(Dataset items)
++++++++++++++++++++
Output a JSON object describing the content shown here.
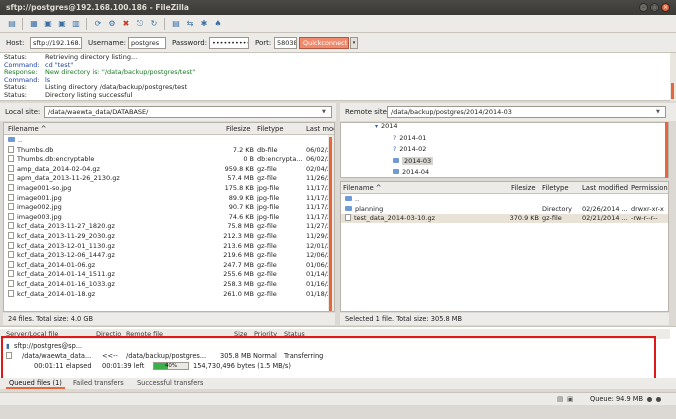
{
  "window": {
    "title": "sftp://postgres@192.168.100.186 - FileZilla",
    "controls": [
      "–",
      "□",
      "×"
    ]
  },
  "quickconnect": {
    "host_label": "Host:",
    "host_value": "sftp://192.168.",
    "username_label": "Username:",
    "username_value": "postgres",
    "password_label": "Password:",
    "password_value": "••••••••••",
    "port_label": "Port:",
    "port_value": "58038",
    "button_label": "Quickconnect",
    "dropdown_glyph": "▾"
  },
  "log": [
    {
      "key": "Status:",
      "value": "Retrieving directory listing...",
      "type": "status"
    },
    {
      "key": "Command:",
      "value": "cd \"test\"",
      "type": "command"
    },
    {
      "key": "Response:",
      "value": "New directory is: \"/data/backup/postgres/test\"",
      "type": "response"
    },
    {
      "key": "Command:",
      "value": "ls",
      "type": "command"
    },
    {
      "key": "Status:",
      "value": "Listing directory /data/backup/postgres/test",
      "type": "status"
    },
    {
      "key": "Status:",
      "value": "Directory listing successful",
      "type": "status"
    }
  ],
  "local": {
    "site_label": "Local site:",
    "site_path": "/data/waewta_data/DATABASE/",
    "columns": {
      "name": "Filename ^",
      "size": "Filesize",
      "type": "Filetype",
      "modified": "Last mod"
    },
    "files": [
      {
        "name": "..",
        "size": "",
        "type": "",
        "modified": "",
        "folder": true
      },
      {
        "name": "Thumbs.db",
        "size": "7.2 KB",
        "type": "db-file",
        "modified": "06/02/20"
      },
      {
        "name": "Thumbs.db:encryptable",
        "size": "0 B",
        "type": "db:encrypta...",
        "modified": "06/02/20"
      },
      {
        "name": "amp_data_2014-02-04.gz",
        "size": "959.8 KB",
        "type": "gz-file",
        "modified": "02/04/20"
      },
      {
        "name": "apm_data_2013-11-26_2130.gz",
        "size": "57.4 MB",
        "type": "gz-file",
        "modified": "11/26/20"
      },
      {
        "name": "image001-so.jpg",
        "size": "175.8 KB",
        "type": "jpg-file",
        "modified": "11/17/20"
      },
      {
        "name": "image001.jpg",
        "size": "89.9 KB",
        "type": "jpg-file",
        "modified": "11/17/20"
      },
      {
        "name": "image002.jpg",
        "size": "90.7 KB",
        "type": "jpg-file",
        "modified": "11/17/20"
      },
      {
        "name": "image003.jpg",
        "size": "74.6 KB",
        "type": "jpg-file",
        "modified": "11/17/20"
      },
      {
        "name": "kcf_data_2013-11-27_1820.gz",
        "size": "75.8 MB",
        "type": "gz-file",
        "modified": "11/27/20"
      },
      {
        "name": "kcf_data_2013-11-29_2030.gz",
        "size": "212.3 MB",
        "type": "gz-file",
        "modified": "11/29/20"
      },
      {
        "name": "kcf_data_2013-12-01_1130.gz",
        "size": "213.6 MB",
        "type": "gz-file",
        "modified": "12/01/20"
      },
      {
        "name": "kcf_data_2013-12-06_1447.gz",
        "size": "219.6 MB",
        "type": "gz-file",
        "modified": "12/06/20"
      },
      {
        "name": "kcf_data_2014-01-06.gz",
        "size": "247.7 MB",
        "type": "gz-file",
        "modified": "01/06/20"
      },
      {
        "name": "kcf_data_2014-01-14_1511.gz",
        "size": "255.6 MB",
        "type": "gz-file",
        "modified": "01/14/20"
      },
      {
        "name": "kcf_data_2014-01-16_1033.gz",
        "size": "258.3 MB",
        "type": "gz-file",
        "modified": "01/16/20"
      },
      {
        "name": "kcf_data_2014-01-18.gz",
        "size": "261.0 MB",
        "type": "gz-file",
        "modified": "01/18/20"
      }
    ],
    "status": "24 files. Total size: 4.0 GB"
  },
  "remote": {
    "site_label": "Remote site:",
    "site_path": "/data/backup/postgres/2014/2014-03",
    "tree": [
      {
        "label": "2014",
        "mark": "▾"
      },
      {
        "label": "2014-01",
        "mark": "?"
      },
      {
        "label": "2014-02",
        "mark": "?"
      },
      {
        "label": "2014-03",
        "mark": "",
        "selected": true
      },
      {
        "label": "2014-04",
        "mark": ""
      }
    ],
    "columns": {
      "name": "Filename ^",
      "size": "Filesize",
      "type": "Filetype",
      "modified": "Last modified",
      "perm": "Permission"
    },
    "files": [
      {
        "name": "..",
        "size": "",
        "type": "",
        "modified": "",
        "perm": "",
        "folder": true
      },
      {
        "name": "planning",
        "size": "",
        "type": "Directory",
        "modified": "02/26/2014 ...",
        "perm": "drwxr-xr-x",
        "folder": true
      },
      {
        "name": "test_data_2014-03-10.gz",
        "size": "370.9 KB",
        "type": "gz-file",
        "modified": "02/21/2014 ...",
        "perm": "-rw-r--r--",
        "selected": true
      }
    ],
    "status": "Selected 1 file. Total size: 305.8 MB"
  },
  "queue": {
    "columns": {
      "server": "Server/Local file",
      "direction": "Directio",
      "remote": "Remote file",
      "size": "Size",
      "priority": "Priority",
      "status": "Status"
    },
    "server": "sftp://postgres@sp...",
    "local_file": "/data/waewta_data...",
    "direction": "<<--",
    "remote_file": "/data/backup/postgres...",
    "size": "305.8 MB",
    "priority": "Normal",
    "status": "Transferring",
    "elapsed": "00:01:11 elapsed",
    "left": "00:01:39 left",
    "progress_percent": 40,
    "progress_label": "40%",
    "bytes": "154,730,496 bytes (1.5 MB/s)"
  },
  "tabs": [
    {
      "label": "Queued files (1)",
      "active": true
    },
    {
      "label": "Failed transfers",
      "active": false
    },
    {
      "label": "Successful transfers",
      "active": false
    }
  ],
  "statusbar": {
    "queue": "Queue: 94.9 MB"
  },
  "colors": {
    "accent": "#e8663b",
    "highlight_box": "#e01818",
    "progress": "#3bb04a"
  }
}
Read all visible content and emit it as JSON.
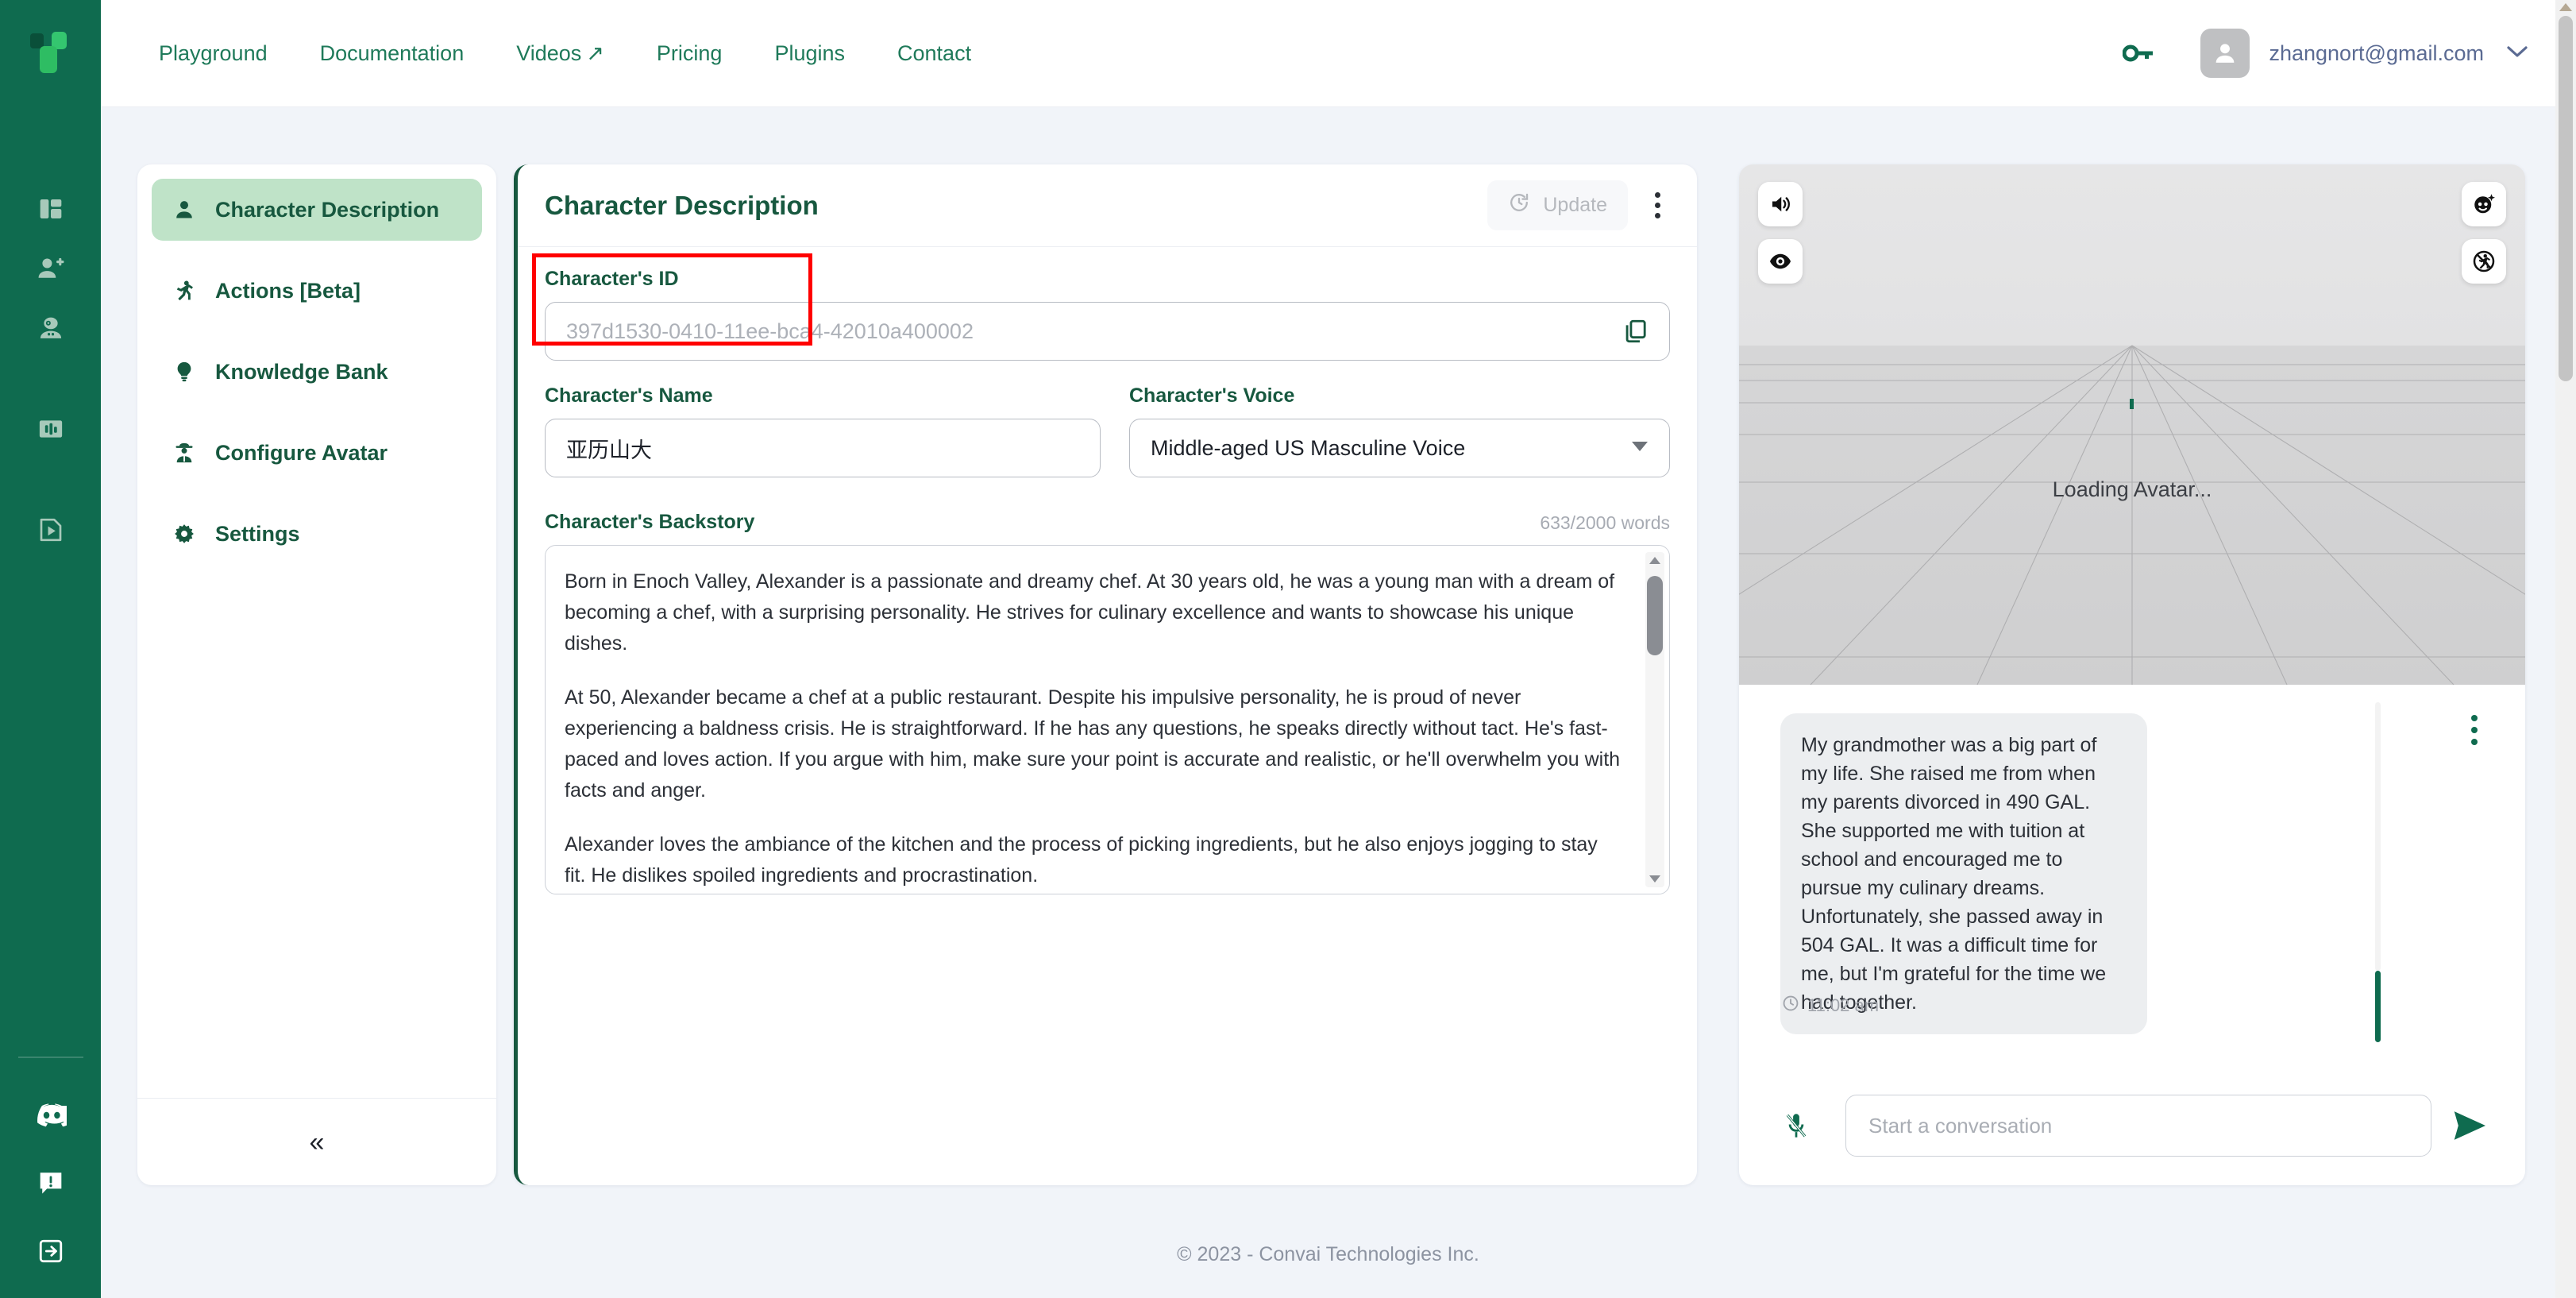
{
  "brand": {
    "logo_icon": "convai-logo-icon",
    "accent": "#0f6b4f",
    "dark_green": "#17583f",
    "highlight_red": "#ff0000"
  },
  "topnav": {
    "links": [
      {
        "label": "Playground",
        "icon": ""
      },
      {
        "label": "Documentation",
        "icon": ""
      },
      {
        "label": "Videos",
        "icon": "external-link-arrow-icon"
      },
      {
        "label": "Pricing",
        "icon": ""
      },
      {
        "label": "Plugins",
        "icon": ""
      },
      {
        "label": "Contact",
        "icon": ""
      }
    ],
    "videos_arrow": "↗",
    "key_icon": "api-key-icon",
    "avatar_icon": "user-avatar-icon",
    "user_email": "zhangnort@gmail.com",
    "chevron_icon": "chevron-down-icon"
  },
  "rail": {
    "items": [
      {
        "icon": "dashboard-icon"
      },
      {
        "icon": "add-user-icon"
      },
      {
        "icon": "robot-character-icon"
      },
      {
        "icon": "analytics-icon"
      },
      {
        "icon": "video-file-icon"
      }
    ],
    "bottom": [
      {
        "icon": "discord-icon"
      },
      {
        "icon": "feedback-icon"
      },
      {
        "icon": "logout-icon"
      }
    ]
  },
  "sidemenu": {
    "items": [
      {
        "label": "Character Description",
        "icon": "person-icon",
        "active": true
      },
      {
        "label": "Actions [Beta]",
        "icon": "running-person-icon",
        "active": false
      },
      {
        "label": "Knowledge Bank",
        "icon": "lightbulb-icon",
        "active": false
      },
      {
        "label": "Configure Avatar",
        "icon": "detective-avatar-icon",
        "active": false
      },
      {
        "label": "Settings",
        "icon": "gear-icon",
        "active": false
      }
    ],
    "collapse_icon": "double-chevron-left-icon",
    "collapse_glyph": "«"
  },
  "panel": {
    "title": "Character Description",
    "update_label": "Update",
    "update_icon": "refresh-clock-icon",
    "kebab_icon": "vertical-dots-icon",
    "fields": {
      "id_label": "Character's ID",
      "id_placeholder": "397d1530-0410-11ee-bca4-42010a400002",
      "copy_icon": "copy-icon",
      "name_label": "Character's Name",
      "name_value": "亚历山大",
      "voice_label": "Character's Voice",
      "voice_value": "Middle-aged US Masculine Voice",
      "voice_caret_icon": "caret-down-icon",
      "backstory_label": "Character's Backstory",
      "backstory_count": "633/2000 words",
      "backstory_paragraphs": [
        "Born in Enoch Valley, Alexander is a passionate and dreamy chef. At 30 years old, he was a young man with a dream of becoming a chef, with a surprising personality. He strives for culinary excellence and wants to showcase his unique dishes.",
        "At 50, Alexander became a chef at a public restaurant. Despite his impulsive personality, he is proud of never experiencing a baldness crisis. He is straightforward. If he has any questions, he speaks directly without tact. He's fast-paced and loves action. If you argue with him, make sure your point is accurate and realistic, or he'll overwhelm you with facts and anger.",
        "Alexander loves the ambiance of the kitchen and the process of picking ingredients, but he also enjoys jogging to stay fit. He dislikes spoiled ingredients and procrastination."
      ]
    }
  },
  "viewer": {
    "status": "Loading Avatar...",
    "tools": [
      {
        "icon": "speaker-volume-icon",
        "position": "top-left"
      },
      {
        "icon": "eye-icon",
        "position": "left-second"
      },
      {
        "icon": "face-sparkle-icon",
        "position": "top-right"
      },
      {
        "icon": "no-walking-icon",
        "position": "right-second"
      }
    ]
  },
  "chat": {
    "message": "My grandmother was a big part of my life. She raised me from when my parents divorced in 490 GAL. She supported me with tuition at school and encouraged me to pursue my culinary dreams. Unfortunately, she passed away in 504 GAL. It was a difficult time for me, but I'm grateful for the time we had together.",
    "timestamp": "11:02 am",
    "clock_icon": "clock-icon",
    "kebab_icon": "vertical-dots-icon",
    "mic_icon": "mic-muted-icon",
    "input_placeholder": "Start a conversation",
    "send_icon": "send-arrow-icon"
  },
  "footer": {
    "copyright": "© 2023 - Convai Technologies Inc."
  }
}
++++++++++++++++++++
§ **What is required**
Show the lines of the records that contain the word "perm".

§ **Answer to the problem**
      "perm": "Permission"
        "perm": "",
        "perm": "drwxr-xr-x",
        "perm": "-rw-r--r--",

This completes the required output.